◆ **WORK ORDER**
Below is a block of records; repeat each one exactly.

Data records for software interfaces
□ □ □ □

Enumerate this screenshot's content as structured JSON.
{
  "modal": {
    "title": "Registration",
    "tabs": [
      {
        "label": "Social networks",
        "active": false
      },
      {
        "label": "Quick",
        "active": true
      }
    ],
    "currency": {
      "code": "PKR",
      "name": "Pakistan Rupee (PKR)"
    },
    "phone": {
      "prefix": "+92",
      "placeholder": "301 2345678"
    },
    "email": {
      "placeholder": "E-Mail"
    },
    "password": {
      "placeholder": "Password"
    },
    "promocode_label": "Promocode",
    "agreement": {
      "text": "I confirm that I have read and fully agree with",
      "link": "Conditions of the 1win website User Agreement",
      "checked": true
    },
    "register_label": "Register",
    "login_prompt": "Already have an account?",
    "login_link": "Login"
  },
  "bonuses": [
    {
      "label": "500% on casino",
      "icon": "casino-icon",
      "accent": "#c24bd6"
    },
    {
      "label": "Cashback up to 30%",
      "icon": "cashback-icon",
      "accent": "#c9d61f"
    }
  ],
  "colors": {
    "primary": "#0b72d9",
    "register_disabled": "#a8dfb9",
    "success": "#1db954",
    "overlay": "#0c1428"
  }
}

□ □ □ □

◆ **ANSWER FOR THE TASK**
Enumerate this screenshot's content as structured JSON.
{
  "modal": {
    "title": "Registration",
    "tabs": [
      {
        "label": "Social networks",
        "active": false
      },
      {
        "label": "Quick",
        "active": true
      }
    ],
    "currency": {
      "code": "PKR",
      "name": "Pakistan Rupee (PKR)"
    },
    "phone": {
      "prefix": "+92",
      "placeholder": "301 2345678"
    },
    "email": {
      "placeholder": "E-Mail"
    },
    "password": {
      "placeholder": "Password"
    },
    "promocode_label": "Promocode",
    "agreement": {
      "text": "I confirm that I have read and fully agree with",
      "link": "Conditions of the 1win website User Agreement",
      "checked": true
    },
    "register_label": "Register",
    "login_prompt": "Already have an account?",
    "login_link": "Login"
  },
  "bonuses": [
    {
      "label": "500% on casino",
      "icon": "casino-icon",
      "accent": "#c24bd6"
    },
    {
      "label": "Cashback up to 30%",
      "icon": "cashback-icon",
      "accent": "#c9d61f"
    }
  ],
  "colors": {
    "primary": "#0b72d9",
    "register_disabled": "#a8dfb9",
    "success": "#1db954",
    "overlay": "#0c1428"
  }
}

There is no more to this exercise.